  • Chromium Toxicity
    • No toxicity from foods
    • No Upper Level
    • Exposure to chromium in environmental waste sites
    • Lung and liver damage
  • Manganese
    • Cofactor in carbohydrate metabolism
    • Component of superoxide dimutase
    • Role in bone formation
    • No deficiency symptoms observed in humans
    • Adequate Intake is 1.8-2.3 mg/day
    • Average intake meets AI
    • Daily Value is 2 mg
    • Toxicity in individuals working in manganese mines
      • Psychiatric abnormalities, violence, impaired muscle control
    • Upper Level is 11 mg/day
  • Molybdenum
    • Required by several enzymes
    • Deficiency rare
      • Increased heart and respiration rates
      • Night blindness, mental confusion
      • Edema, weakness, coma
    • RDA is 45 µ g/day
    • Daily Value is 75 µ g
    • Average intake is 75-110 µ g/day
    • Upper Level is 2 mg/day
  • Mineral Functions
  •  
  • Other Minerals
    • Boron
    • Nickel
    • Silicon
    • Vanadium
    • Arsenic
  • Hypertension (HTN)
    • Systolic blood pressure/Diastolic blood pressure
    • Optimal BP: less than 120/80 mm Hg
    • HTN
      • Sustained systolic pressure >139mm Hg or diastolic pressure >89 mm Hg
    • 95% of all HTN have no clear cause (primary or essential HTN)
    • Secondary HTN
  • Why Control Blood Pressure?
    • Silent disease
    • To prevent
      • Cardiovascular disease
      • Poor circulation
      • Kidney disease
      • Stroke, decline in brain functions
    • African Americans most at risk
  • Causes of HTN
    • Aging
    • Family history
    • Atherosclerosis
    • Obesity (increased fat mass and circulation)
    • Elevated insulin (insulin resistant adipose cells)
    • Inactivity
    • Excess alcohol (usually reversible)
  • Sodium and Blood Pressure
    • Blood pressure increases with intake
    • Fluid retention leads to increased blood volume

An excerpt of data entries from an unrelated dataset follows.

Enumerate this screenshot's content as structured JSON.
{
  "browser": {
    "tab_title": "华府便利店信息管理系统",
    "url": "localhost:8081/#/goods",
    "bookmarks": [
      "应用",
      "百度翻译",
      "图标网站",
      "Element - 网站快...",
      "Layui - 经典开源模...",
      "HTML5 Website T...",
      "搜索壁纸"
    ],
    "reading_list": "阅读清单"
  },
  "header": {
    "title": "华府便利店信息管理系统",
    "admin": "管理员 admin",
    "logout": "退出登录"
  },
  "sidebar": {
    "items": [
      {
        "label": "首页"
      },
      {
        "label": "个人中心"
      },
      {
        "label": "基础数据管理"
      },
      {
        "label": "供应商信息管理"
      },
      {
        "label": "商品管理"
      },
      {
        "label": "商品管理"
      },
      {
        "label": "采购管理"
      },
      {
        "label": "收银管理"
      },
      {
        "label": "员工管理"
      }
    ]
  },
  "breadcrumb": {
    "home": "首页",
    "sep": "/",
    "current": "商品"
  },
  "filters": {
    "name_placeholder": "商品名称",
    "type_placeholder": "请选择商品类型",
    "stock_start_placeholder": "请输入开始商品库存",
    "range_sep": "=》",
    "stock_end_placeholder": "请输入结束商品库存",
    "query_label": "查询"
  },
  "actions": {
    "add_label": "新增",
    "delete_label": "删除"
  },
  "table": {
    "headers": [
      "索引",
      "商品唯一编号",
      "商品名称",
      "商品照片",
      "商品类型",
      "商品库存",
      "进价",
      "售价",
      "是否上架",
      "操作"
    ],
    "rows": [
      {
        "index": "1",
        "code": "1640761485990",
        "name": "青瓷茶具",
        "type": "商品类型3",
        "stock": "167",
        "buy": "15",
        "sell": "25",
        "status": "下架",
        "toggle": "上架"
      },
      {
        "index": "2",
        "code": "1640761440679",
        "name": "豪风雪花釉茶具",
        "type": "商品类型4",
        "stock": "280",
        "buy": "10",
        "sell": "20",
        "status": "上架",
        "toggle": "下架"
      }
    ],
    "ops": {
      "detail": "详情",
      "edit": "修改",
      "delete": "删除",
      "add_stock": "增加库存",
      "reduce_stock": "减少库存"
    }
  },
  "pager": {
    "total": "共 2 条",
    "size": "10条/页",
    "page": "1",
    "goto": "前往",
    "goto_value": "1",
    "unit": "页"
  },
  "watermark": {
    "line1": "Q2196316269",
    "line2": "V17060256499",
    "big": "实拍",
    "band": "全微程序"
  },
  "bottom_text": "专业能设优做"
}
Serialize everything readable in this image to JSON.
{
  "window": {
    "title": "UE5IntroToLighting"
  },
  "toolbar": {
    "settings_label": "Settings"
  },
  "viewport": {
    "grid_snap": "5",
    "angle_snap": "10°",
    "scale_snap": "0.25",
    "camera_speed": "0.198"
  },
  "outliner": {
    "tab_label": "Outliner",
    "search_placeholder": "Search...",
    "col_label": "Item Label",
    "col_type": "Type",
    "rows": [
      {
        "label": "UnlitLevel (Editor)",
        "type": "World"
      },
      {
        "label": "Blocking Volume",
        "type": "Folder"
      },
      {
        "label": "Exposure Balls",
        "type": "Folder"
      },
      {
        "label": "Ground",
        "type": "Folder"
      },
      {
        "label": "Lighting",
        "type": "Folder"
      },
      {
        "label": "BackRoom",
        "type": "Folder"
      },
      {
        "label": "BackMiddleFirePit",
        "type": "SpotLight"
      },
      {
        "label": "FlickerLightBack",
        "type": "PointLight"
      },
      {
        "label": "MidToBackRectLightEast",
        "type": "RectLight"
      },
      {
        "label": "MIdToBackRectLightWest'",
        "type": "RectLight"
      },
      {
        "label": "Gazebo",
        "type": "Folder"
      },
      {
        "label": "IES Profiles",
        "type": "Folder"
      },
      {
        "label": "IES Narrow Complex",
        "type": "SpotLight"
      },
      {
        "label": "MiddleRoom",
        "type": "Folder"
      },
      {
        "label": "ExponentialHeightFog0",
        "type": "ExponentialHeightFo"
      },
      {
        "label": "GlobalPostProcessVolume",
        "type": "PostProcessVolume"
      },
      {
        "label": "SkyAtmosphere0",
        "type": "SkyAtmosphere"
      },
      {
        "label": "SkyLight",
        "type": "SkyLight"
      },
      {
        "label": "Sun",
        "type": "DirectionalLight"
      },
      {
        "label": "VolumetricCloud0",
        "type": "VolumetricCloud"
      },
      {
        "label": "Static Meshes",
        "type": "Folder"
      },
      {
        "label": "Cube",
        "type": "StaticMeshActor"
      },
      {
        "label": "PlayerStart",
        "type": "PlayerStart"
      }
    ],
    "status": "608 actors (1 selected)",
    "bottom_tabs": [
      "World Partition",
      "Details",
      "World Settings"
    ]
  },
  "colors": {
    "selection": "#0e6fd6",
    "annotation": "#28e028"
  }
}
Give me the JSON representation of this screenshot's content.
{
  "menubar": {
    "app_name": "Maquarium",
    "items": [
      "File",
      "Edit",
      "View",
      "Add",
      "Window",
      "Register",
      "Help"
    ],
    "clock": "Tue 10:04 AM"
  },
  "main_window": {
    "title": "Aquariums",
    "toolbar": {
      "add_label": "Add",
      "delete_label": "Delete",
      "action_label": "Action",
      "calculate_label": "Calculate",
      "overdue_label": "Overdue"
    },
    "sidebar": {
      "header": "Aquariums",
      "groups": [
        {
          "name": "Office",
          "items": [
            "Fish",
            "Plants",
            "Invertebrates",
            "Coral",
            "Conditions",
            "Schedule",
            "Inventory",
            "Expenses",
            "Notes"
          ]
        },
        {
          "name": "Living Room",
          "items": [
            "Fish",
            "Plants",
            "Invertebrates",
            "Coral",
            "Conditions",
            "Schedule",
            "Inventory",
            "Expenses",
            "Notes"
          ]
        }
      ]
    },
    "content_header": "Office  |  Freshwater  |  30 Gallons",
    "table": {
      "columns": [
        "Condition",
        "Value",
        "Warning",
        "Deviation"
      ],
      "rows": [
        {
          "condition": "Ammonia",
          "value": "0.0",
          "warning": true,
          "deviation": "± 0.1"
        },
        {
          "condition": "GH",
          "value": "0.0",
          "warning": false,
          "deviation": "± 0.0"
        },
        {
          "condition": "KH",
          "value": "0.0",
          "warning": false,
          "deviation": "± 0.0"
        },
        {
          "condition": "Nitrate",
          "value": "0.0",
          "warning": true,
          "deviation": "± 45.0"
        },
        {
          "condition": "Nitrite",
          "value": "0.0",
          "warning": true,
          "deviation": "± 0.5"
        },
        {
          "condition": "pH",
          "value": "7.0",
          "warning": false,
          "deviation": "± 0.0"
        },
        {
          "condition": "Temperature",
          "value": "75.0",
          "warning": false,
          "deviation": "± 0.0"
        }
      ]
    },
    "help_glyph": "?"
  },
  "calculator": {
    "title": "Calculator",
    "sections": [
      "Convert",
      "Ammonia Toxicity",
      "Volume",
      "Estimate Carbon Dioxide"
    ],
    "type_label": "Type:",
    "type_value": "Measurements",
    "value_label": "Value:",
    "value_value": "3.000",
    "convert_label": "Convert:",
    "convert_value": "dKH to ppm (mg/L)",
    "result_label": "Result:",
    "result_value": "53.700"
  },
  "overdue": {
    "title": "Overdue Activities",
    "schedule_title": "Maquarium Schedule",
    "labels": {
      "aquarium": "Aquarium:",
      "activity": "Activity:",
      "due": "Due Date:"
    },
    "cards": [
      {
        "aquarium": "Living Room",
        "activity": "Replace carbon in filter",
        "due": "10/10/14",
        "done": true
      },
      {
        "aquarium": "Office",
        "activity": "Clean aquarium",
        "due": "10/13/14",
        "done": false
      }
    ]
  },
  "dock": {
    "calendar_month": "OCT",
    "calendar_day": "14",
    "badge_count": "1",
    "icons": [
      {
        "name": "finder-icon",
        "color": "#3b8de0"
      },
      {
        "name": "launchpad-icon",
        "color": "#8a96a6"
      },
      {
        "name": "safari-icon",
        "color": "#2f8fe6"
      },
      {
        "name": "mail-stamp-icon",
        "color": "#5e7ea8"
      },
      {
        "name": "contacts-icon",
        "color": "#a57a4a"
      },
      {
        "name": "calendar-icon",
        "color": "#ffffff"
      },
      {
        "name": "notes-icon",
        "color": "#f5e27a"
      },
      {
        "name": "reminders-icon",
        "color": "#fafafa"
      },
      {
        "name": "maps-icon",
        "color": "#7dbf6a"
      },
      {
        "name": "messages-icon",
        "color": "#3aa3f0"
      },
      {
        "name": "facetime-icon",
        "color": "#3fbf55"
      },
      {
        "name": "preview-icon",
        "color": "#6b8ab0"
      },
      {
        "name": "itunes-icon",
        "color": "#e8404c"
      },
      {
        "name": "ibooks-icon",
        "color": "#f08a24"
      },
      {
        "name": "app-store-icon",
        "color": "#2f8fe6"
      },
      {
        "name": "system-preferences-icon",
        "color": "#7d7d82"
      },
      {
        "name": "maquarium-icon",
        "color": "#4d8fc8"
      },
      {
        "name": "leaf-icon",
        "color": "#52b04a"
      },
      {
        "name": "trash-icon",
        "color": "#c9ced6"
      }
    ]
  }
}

  • Other Minerals and HTN
    • >1000 mg calcium per day lowers blood pressure
    • 2-4 gm of potassium per day lowers blood pressure
    • Magnesium may lower blood pressure
    • DASH diet
    • Diet rich in fruits,vegetables (vitamin C)
  • Medications and HTN
    • Diuretics
      • Reduce blood volume
      • Increase urine output
    • Other medications
      • Slow heart rate
      • Relax blood vessels
  • Osteoporosis
    • Calcium deficiency
    • “ A pediatric disease with geriatric consequences”
    • Leads to ~1.5 million fractures / year
    • Slender, inactive women who smoke are most at risk
    • “Less bones”
  • Osteoporosis
  • Bone Structure
  • Bone Growth and Mass
    • Rapid and continual throughout adolescence
    • Peak bone mass
    • Determined by gender, race, familial pattern, other genetic factors
    • Bone loss begins ~age 30
    • Women experience increased bone loss after menopause
    • DEXA bone scan
  •  
  • Bone Mineral Density